    “Signs, signs, everywhere signs … can’t you read the signs.” That’s a famous song about being a rebel, but I’m adopting it as the fisherman’s anthem.

  • Cool weather will bring red-hot fishing

    The expectation for this time of year is cooler temperatures and red-hot fishing action. It appears the dog days of August are lingering into September.

  • In fishing, timing is everything

    One of the most-asked questions that I get is, “When is the best time to go fishing?” A quick answer to that would be anytime you can get on the water.
    Many times we get caught up in looking at the conditions and trying to predict the unpredictable. There is no doubt certain times of year, conditions and tides can create a much stronger bite at times. Many of you do not have the same luxury as a fishing guide and a busy work schedule keeps you off the water.

  • Taking the kids fishing

    The sky was littered with large cotton balls and the air was thick enough to cut with a knife. The forecast was calling for a 50 percent chance of rain all day. I had checked the radar and could clearly see most of the action was happening around the Interstate 95 corridor well inland from us. The rain showers were moving in a more northerly direction and I expected we would have no issue for a few hours.

  • Who needs a calendar?

    I open this week’s report with a reminder to watch “No Limits Fishing,” co-hosted by Capt. Brant McMullan and me, on ATMC-TV. The show is broadcast 2:30 p.m. and 7:30 p.m. Monday, Wednesday, Friday and Saturday. It is viewable anytime at On Demand.

  • Unexpected catch makes fishing trip memorable

    Editor’s note: Fourteen-year-old Austin Aycock is serving as guest columnist this week in place of captains Brant and Barrett McMullan. Aycock works as a first mate aboard the Ocean Isle Fishing Center charter boats during the summer and is broadening his angling skill to include writing.  
    By Austin Aycock
    Special to The Beacon

  • Bull redfish are running the border

    It is time for our kids to wind down from summer vacation and prepare their minds for a new school year. I am saddened a little that vacation season is over. Our foot traffic will decrease significantly and many local shops will have to tighten down on their business hours. On the other hand, this time of year really gets me excited. Cool crisp days on a nearly deserted waterway free of noisy Jet Skis and casual boat riders will give way to a fisherman’s paradise.

  • Hot weather slows fishermen, not fish

    I think it is safe to say we are officially in the dog days of summer.

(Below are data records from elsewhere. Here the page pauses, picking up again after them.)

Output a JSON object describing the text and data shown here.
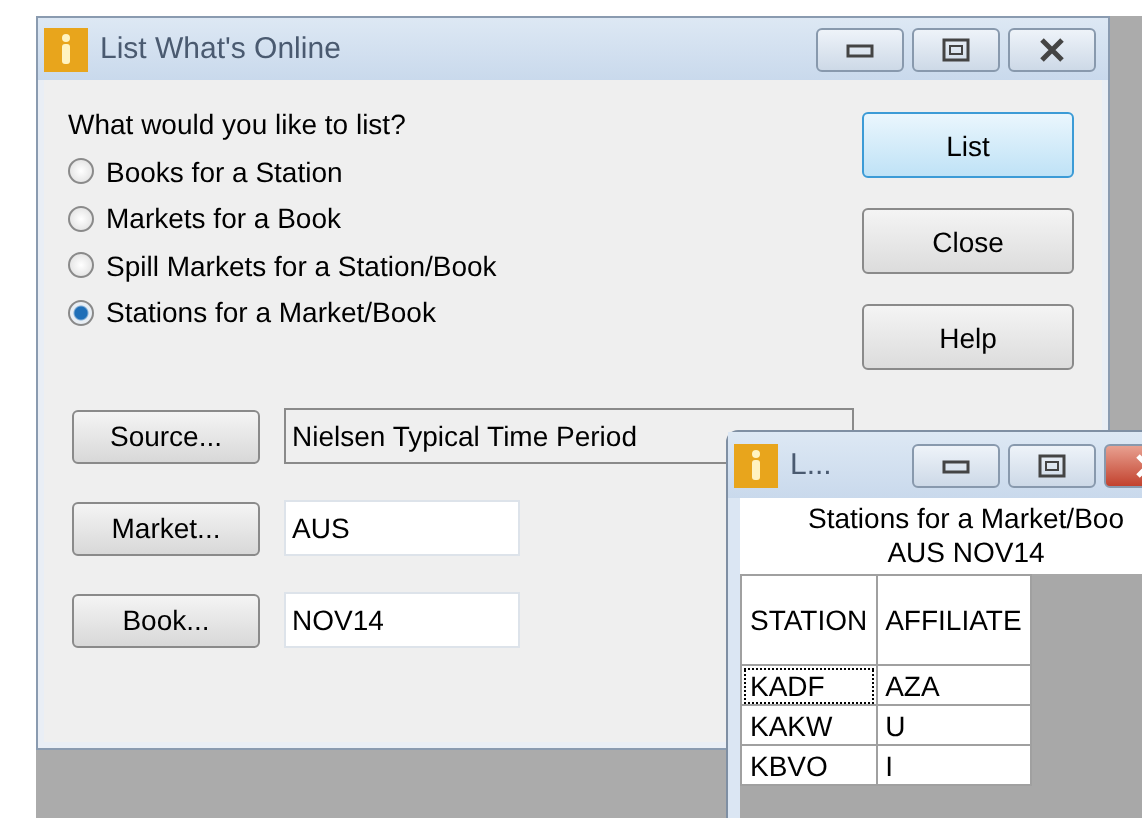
{
  "window": {
    "title": "List What's Online"
  },
  "prompt": "What would you like to list?",
  "options": [
    {
      "label": "Books for a Station",
      "selected": false
    },
    {
      "label": "Markets for a Book",
      "selected": false
    },
    {
      "label": "Spill Markets for a Station/Book",
      "selected": false
    },
    {
      "label": "Stations for a Market/Book",
      "selected": true
    }
  ],
  "buttons": [
    {
      "label": "List",
      "default": true
    },
    {
      "label": "Close",
      "default": false
    },
    {
      "label": "Help",
      "default": false
    }
  ],
  "fields": [
    {
      "button": "Source...",
      "value": "Nielsen Typical Time Period",
      "disabled": true
    },
    {
      "button": "Market...",
      "value": "AUS",
      "disabled": false
    },
    {
      "button": "Book...",
      "value": "NOV14",
      "disabled": false
    }
  ],
  "result_window": {
    "title": "L...",
    "subtitle": "Stations for a Market/Boo",
    "subtitle_2": "AUS  NOV14",
    "table": {
      "columns": [
        "STATION",
        "AFFILIATE"
      ],
      "rows": [
        {
          "cells": [
            "KADF",
            "AZA"
          ],
          "focused": true
        },
        {
          "cells": [
            "KAKW",
            "U"
          ],
          "focused": false
        },
        {
          "cells": [
            "KBVO",
            "I"
          ],
          "focused": false
        }
      ]
    }
  }
}
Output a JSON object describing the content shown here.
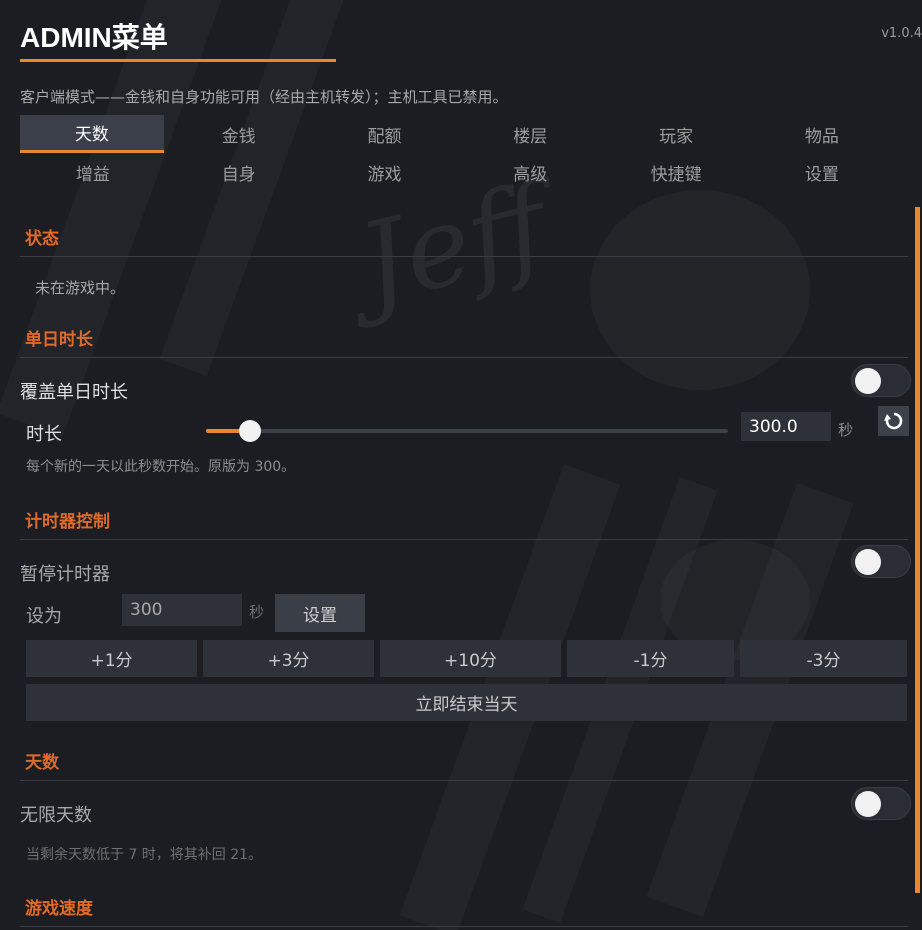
{
  "app": {
    "title": "ADMIN菜单",
    "version": "v1.0.4",
    "mode_text": "客户端模式——金钱和自身功能可用（经由主机转发）；主机工具已禁用。",
    "accent_color": "#e8872e",
    "section_color": "#e06a2a"
  },
  "tabs": [
    {
      "label": "天数",
      "active": true
    },
    {
      "label": "金钱",
      "active": false
    },
    {
      "label": "配额",
      "active": false
    },
    {
      "label": "楼层",
      "active": false
    },
    {
      "label": "玩家",
      "active": false
    },
    {
      "label": "物品",
      "active": false
    },
    {
      "label": "增益",
      "active": false
    },
    {
      "label": "自身",
      "active": false
    },
    {
      "label": "游戏",
      "active": false
    },
    {
      "label": "高级",
      "active": false
    },
    {
      "label": "快捷键",
      "active": false
    },
    {
      "label": "设置",
      "active": false
    }
  ],
  "status": {
    "heading": "状态",
    "text": "未在游戏中。"
  },
  "day_length": {
    "heading": "单日时长",
    "override_label": "覆盖单日时长",
    "override_on": false,
    "length_label": "时长",
    "slider_fraction": 0.085,
    "value": "300.0",
    "unit": "秒",
    "reset_icon": "refresh-icon",
    "hint": "每个新的一天以此秒数开始。原版为 300。"
  },
  "timer": {
    "heading": "计时器控制",
    "pause_label": "暂停计时器",
    "pause_on": false,
    "set_label": "设为",
    "set_value": "300",
    "set_unit": "秒",
    "set_button": "设置",
    "adjust_buttons": [
      "+1分",
      "+3分",
      "+10分",
      "-1分",
      "-3分"
    ],
    "end_day_button": "立即结束当天"
  },
  "days": {
    "heading": "天数",
    "infinite_label": "无限天数",
    "infinite_on": false,
    "hint": "当剩余天数低于 7 时，将其补回 21。"
  },
  "game_speed": {
    "heading": "游戏速度"
  }
}
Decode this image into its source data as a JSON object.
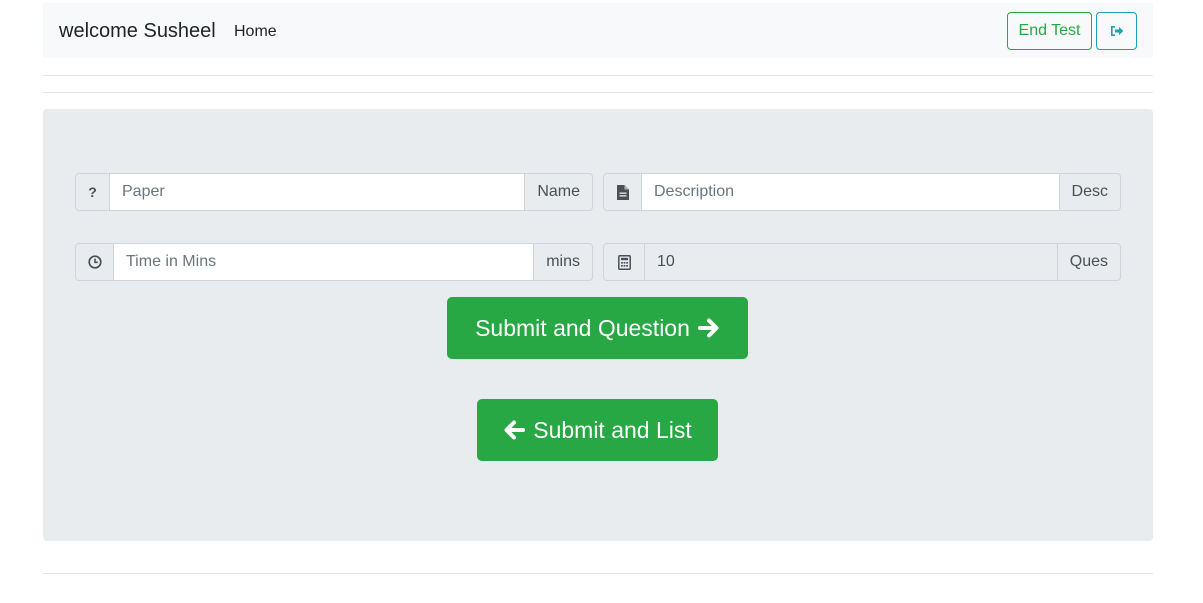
{
  "navbar": {
    "brand": "welcome Susheel",
    "home_link": "Home",
    "end_test_label": "End Test",
    "exit_icon": "sign-out-icon"
  },
  "form": {
    "paper": {
      "icon": "question-icon",
      "icon_text": "?",
      "placeholder": "Paper",
      "value": "",
      "suffix": "Name"
    },
    "description": {
      "icon": "file-text-icon",
      "placeholder": "Description",
      "value": "",
      "suffix": "Desc"
    },
    "time": {
      "icon": "clock-icon",
      "placeholder": "Time in Mins",
      "value": "",
      "suffix": "mins"
    },
    "questions": {
      "icon": "calculator-icon",
      "value": "10",
      "suffix": "Ques"
    }
  },
  "actions": {
    "submit_question_label": "Submit and Question",
    "submit_list_label": "Submit and List"
  },
  "colors": {
    "success": "#28a745",
    "info": "#17a2b8",
    "navbar_bg": "#f8f9fa",
    "jumbotron_bg": "#e9ecef"
  }
}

August is typically a month not suited for outdoor work, but so long as there are hungry fish and willing fishermen, the show must go on.

  • Stingray puts a charge into fishing trip

    The voicemail plays back.
    “This is Gwen Rea and we are looking for a half-day backwater trip.”

  • Fishing conditions could be better, so be patient

    We have been dealing with bad, ugly and worse conditions all season. We have seen small slivers of hope with some strong bites periodically, but finding consistency has been tough. I watched the water clear up nicely Tuesday, Wednesday and Thursday morning last week. Then by Friday afternoon, the water made a nasty change, looking like chocolate milk.